Aggravating circumstances, other than concurrent offences and recidivism
Read Online

Aggravating circumstances, other than concurrent offences and recidivism

  • 695 Want to read
  • ·
  • 84 Currently reading

Published by Ninth InternationalCongress on Penal Law in Hague .
Written in English

Book details:

Edition Notes

Statementby L. Lernell.
ContributionsInternational Congress on Penal Law, (9th : 1964)
The Physical Object
Number of Pages72
ID Numbers
Open LibraryOL13948910M

Download Aggravating circumstances, other than concurrent offences and recidivism


Translations of the word RECIDIVISM from english to finnish and examples of the use of "RECIDIVISM" in a sentence with their translations: Rehabilitation was found to reduce recidivism by more than The lists below bring together the most important aggravating and mitigating features with potential application to more than one offence or class of offences. They include some factors which are integral features of certain offences; in such cases, the presence of the aggravating factor is already reflected in the penalty for the offence and. Sub-section II- Criminal Guilt in Case of Concurrence and Recidivism. Concurrent Crimes Unity of Guilt and Penalty Other General Extenuating and aggravating Circumstances. BOOK II. THE CRIMINAL PUNISHMENT AND ITS APPLICATION. Petty Offences against other persons’ Safety. AN ACT REVISING THE PENAL CODE AND OTHER PENAL LAWS Act No. December 8, The Revised Penal Code of the Philippines Preliminary Article — This law shall be known as "The Revised Penal Code.".

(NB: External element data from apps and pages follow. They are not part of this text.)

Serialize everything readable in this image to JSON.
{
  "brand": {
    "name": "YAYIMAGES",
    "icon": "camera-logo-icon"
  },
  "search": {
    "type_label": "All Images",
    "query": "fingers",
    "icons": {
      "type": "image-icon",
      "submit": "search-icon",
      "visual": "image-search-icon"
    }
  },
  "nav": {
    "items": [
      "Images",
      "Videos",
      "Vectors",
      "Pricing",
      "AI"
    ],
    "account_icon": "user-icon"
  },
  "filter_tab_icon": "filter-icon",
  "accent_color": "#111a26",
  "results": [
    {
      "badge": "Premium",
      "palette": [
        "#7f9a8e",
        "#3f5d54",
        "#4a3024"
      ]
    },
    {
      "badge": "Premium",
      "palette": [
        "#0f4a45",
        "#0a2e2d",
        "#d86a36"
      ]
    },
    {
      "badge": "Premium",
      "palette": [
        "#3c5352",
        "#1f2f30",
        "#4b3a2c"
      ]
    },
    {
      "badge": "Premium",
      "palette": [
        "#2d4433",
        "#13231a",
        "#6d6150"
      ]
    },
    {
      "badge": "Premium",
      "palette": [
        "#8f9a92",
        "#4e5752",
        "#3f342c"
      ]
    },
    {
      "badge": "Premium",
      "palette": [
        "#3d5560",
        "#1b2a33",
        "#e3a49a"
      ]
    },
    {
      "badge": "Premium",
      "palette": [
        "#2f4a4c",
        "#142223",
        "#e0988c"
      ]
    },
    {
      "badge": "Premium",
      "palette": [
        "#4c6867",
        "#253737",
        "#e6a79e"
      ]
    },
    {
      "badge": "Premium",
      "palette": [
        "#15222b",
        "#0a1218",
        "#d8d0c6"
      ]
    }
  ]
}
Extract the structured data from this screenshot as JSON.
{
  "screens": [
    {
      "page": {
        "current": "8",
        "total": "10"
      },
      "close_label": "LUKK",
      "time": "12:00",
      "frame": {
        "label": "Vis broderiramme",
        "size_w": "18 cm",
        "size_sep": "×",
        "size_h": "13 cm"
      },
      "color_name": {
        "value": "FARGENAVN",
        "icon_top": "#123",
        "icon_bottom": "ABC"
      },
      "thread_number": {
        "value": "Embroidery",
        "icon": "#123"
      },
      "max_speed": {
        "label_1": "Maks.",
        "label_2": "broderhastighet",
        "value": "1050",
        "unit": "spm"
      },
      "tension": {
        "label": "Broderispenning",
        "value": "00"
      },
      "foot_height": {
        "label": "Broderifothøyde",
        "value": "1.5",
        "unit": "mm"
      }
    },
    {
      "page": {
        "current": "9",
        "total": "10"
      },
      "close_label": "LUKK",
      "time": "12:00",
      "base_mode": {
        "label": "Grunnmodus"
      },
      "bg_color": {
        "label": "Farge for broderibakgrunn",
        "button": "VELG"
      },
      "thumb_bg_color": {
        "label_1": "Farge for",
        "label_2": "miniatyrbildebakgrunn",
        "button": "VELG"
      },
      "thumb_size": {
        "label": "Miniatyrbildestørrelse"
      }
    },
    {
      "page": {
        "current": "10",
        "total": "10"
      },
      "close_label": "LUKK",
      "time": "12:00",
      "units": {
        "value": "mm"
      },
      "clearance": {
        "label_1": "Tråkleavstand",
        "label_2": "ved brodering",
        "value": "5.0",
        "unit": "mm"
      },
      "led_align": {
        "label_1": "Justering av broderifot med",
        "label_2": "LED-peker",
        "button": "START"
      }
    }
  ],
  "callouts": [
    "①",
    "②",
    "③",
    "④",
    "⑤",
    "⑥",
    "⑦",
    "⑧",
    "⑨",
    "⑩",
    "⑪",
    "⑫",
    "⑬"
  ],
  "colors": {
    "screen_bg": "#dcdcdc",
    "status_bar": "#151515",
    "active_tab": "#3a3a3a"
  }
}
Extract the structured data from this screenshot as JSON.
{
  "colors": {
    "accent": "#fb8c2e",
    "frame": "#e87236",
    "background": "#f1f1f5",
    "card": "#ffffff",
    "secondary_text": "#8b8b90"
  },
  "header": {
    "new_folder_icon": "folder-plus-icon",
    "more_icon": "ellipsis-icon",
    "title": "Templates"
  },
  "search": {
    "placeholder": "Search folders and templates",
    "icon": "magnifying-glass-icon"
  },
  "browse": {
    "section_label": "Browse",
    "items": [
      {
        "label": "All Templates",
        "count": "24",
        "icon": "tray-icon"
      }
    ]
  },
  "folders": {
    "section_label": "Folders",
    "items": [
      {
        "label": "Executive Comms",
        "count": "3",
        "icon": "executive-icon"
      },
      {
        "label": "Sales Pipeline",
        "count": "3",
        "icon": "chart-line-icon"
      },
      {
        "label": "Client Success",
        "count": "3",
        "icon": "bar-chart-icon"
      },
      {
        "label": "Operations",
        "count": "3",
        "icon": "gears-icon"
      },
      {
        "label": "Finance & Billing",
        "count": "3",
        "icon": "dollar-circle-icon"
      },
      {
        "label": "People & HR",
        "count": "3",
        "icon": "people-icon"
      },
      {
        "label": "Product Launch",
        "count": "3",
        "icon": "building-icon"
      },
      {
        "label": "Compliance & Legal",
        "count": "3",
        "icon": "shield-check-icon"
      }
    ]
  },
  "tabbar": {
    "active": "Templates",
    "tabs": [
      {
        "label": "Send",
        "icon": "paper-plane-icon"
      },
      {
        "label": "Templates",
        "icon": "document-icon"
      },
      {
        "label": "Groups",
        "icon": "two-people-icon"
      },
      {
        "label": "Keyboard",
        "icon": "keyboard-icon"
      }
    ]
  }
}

I. Aggravating circumstances, other than concurrent offences and recidivism. II. Offences against the family and sexual morality. III. The role of the prosecuting organs in criminal proceedings. IV International effects of penal judgments VIIIth. Lisbon, I. The problems posed by modern penal law via the development of non-intentional. Other sentencing principles. A court that imposes a sentence shall also take into consideration the following principles: (a) a sentence should be increased or reduced to account for any relevant aggravating or mitigating circumstances relating to the offence or the offender, and, without limiting the generality of the foregoing.   According to the Supreme Court of Canada case of R. v. Smith, 34 CCC (3d) 97 SCC, the highest court of the land, the basic elements of a sentencing calculation are, “the gravity of the offence, the personal characteristics of the offender and the particular circumstances of the case”. The courts often rely on guidance for a fit.   The Decree on Administrative Fines in the Financial Sector (Besluit bestuurlijke boetes financiële sector) provides for rules for determining the administrative fines imposed under the Financial Supervision Act (Wet op het financieel toezicht) and other Acts. The Decree serves as a guideline for the practical imposition of administrative fines following the entry into force of the Act to.

With reference to assault offences, this study examines: whether intoxication has an aggravating effect; whether this is moderated through other characteristics of the case; and whether any effect. The aggravating and mitigating circumstances that contribute to increased, or decreased, sentence severity for sex offenders have largely been unexplored. than offenders who committed other. Sentencing Bench Book Detain for advantage/kidnapping [] Section 86 Crimes Act [] Attempts to commit the offence [] Factors relevant to the seriousness of an offence Detaining for advantage in a domestic context Motivation and vigilante action Sentences other than full-time imprisonment generally not appropriate. In addition, judges will consider any aggravating or mitigating circumstances when deciding whether to hand down a consecutive or concurrent sentence (JCR (b)). The court also must consider California Penal Code Section , which states that if one act violates multiple laws, you can be convicted of multiple crimes but can only be subject.